  • Patients can present with nausea, vomiting, abdominal pain, gastrointestinal bleeding, and even metastatic diseases.
  • Bleeding is considered the most common presentation.
  • Malignant tumors can metastasize to the liver and peritoneum and, rarely, to lymph nodes, bone, and lung.
  • Accurate preoperative diagnosis can be difficult, and percutaneous biopsy carries a theoretical risk of peritoneal seeding and tumor rupture.
gastric carcinoid tumors
Gastric Carcinoid Tumors
  • Gastric carcinoid tumors are rare, accounting for only about 3% of all carcinoids.
  • Enterochromaffin-like cells are the main endocrine cell types in type 1 and type 2 disease
  • Type 1 tumors tend to be small (<100 mm) and multiple.
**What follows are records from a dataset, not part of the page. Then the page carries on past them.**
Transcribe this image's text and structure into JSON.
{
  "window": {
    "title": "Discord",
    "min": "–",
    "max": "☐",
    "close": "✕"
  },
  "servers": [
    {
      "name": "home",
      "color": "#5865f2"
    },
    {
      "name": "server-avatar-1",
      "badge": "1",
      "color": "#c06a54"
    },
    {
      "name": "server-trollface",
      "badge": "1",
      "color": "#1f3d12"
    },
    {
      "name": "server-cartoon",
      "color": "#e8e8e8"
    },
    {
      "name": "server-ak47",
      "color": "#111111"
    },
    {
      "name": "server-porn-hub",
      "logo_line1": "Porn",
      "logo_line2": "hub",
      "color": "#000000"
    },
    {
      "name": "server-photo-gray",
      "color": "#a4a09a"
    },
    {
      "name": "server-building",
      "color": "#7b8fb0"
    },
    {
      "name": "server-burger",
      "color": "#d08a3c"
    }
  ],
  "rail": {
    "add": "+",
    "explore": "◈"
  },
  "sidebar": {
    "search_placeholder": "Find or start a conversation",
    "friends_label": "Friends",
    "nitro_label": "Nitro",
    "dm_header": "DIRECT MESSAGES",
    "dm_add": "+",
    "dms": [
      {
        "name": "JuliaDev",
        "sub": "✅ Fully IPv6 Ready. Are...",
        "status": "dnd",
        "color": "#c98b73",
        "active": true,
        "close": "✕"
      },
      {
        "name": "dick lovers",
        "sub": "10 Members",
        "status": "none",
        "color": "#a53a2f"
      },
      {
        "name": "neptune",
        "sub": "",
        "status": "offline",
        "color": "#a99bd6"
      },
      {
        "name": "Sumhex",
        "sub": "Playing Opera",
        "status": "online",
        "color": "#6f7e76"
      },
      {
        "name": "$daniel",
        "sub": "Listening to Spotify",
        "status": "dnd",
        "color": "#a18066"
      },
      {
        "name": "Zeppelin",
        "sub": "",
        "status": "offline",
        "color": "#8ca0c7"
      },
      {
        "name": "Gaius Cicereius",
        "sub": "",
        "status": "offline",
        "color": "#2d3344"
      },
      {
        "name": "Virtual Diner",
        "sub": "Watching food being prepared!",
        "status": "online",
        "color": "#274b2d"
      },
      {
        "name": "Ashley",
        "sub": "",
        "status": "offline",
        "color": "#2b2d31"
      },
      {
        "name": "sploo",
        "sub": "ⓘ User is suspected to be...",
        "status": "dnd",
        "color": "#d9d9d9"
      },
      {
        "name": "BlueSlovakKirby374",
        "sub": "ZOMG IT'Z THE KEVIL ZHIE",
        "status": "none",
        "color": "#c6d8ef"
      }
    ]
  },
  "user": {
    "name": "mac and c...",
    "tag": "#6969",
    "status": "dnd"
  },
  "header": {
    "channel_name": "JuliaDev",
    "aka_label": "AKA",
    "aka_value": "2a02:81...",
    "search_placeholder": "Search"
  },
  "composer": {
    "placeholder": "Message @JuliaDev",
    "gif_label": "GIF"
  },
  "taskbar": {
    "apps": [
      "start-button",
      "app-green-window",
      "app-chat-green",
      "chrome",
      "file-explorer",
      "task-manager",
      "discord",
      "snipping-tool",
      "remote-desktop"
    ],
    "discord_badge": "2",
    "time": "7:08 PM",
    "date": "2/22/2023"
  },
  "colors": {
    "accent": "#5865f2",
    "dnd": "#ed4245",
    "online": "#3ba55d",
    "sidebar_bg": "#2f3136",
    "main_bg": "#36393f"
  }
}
They are considered the most benign of the three forms of carcinoid tumors and have a relatively low frequency of metastasis, between 9% and 23%.
  • Type 2 tumor is associated with the gastrin-producing neoplasms in Zollinger-Ellison syndrome as part of the multiple endocrine neoplasia syndrome type I. This type of carcinoid has intermediate metastatic potential
gastric carcinoid tumors1
Gastric Carcinoid Tumors
  • The clinical presentations of gastric carcinoids are usually nonspecific and variable including pain, vomiting, anemia, and bleeding, or they can be discoveredincidentally during endoscopy for other reasons.
  • Presentation with the typical carcinoid syndrome of flushing, diarrhea, cutaneous edema, and bronchoconstriction is uncommon.
  • This is more closely related to the secretion of histamine than to that of substance P, serotonin, or 5-hydroxyindoleacetic acid.
gastric carcinoid tumors prognosis
Gastric Carcinoid Tumors-prognosis
  • The overall 5-year survival in patients with all types is 49%. However, patients with type 3 gastric carcinoids have a significantly worse prognosis than do those with type 1 and 2 lesions.
  • Five-year survival of patients with localized gastric carcinoid is 64.3%, whereas survival in patients with distant metastases drops to 10%.
gastric polyps
Gastric polyps
  • uncommon
  • the estimated incidence is less than 1% in autopsy or radiologic surveys
  • up to 50% of gastric polyps are discovered
  • incidentally during endoscopy for unrelated symptoms
  • they may be solitary or multiple
  • occasionally they are associated with other polyposis syndromes (familial adenomatouspolyposis, Peutz-Jeghers syndrome, Cowden syndrome, and Cronkhite-Canada syndrome)
gastric polyps1
Gastric polyps
  • One of the most important characteristics of gastric polyps is the potential for malignant transformation, particularly in adenomatous polyps.
  • It is believed that the histological composition and size of the polyps may determine their malignant potential.
  • The frequency of malignant transformation varies from 6% to 75% in the literature.
adenomatous polyps
Adenomatous polyps
  • Adenomatous polyps account for about 10% of gastric polyps and they are more prevalent in areas with a high incidence of gastric cancer.
  • This type of polyp is associated with a higher risk of malignant transformation, and the risk is size dependent.
  • Coexistence of adenoma with carcinoma is not uncommon.
fundic gland polyps
Fundic gland polyps
  • are also known as fundic gland hyperplasia or glandular cysts.
  • They are recognized as the most frequent type of gastric polyp, accounting for nearly half of all gastric polyps
  • They are located exclusively in the acid-producing mucosa and thus are not found in the antrum.
  • The polyp may regress and may have no malignant potential.
  • Gastric polyps occurring as part of the familial adenomatouspolyposis syndrome are usually fundic gland polyps.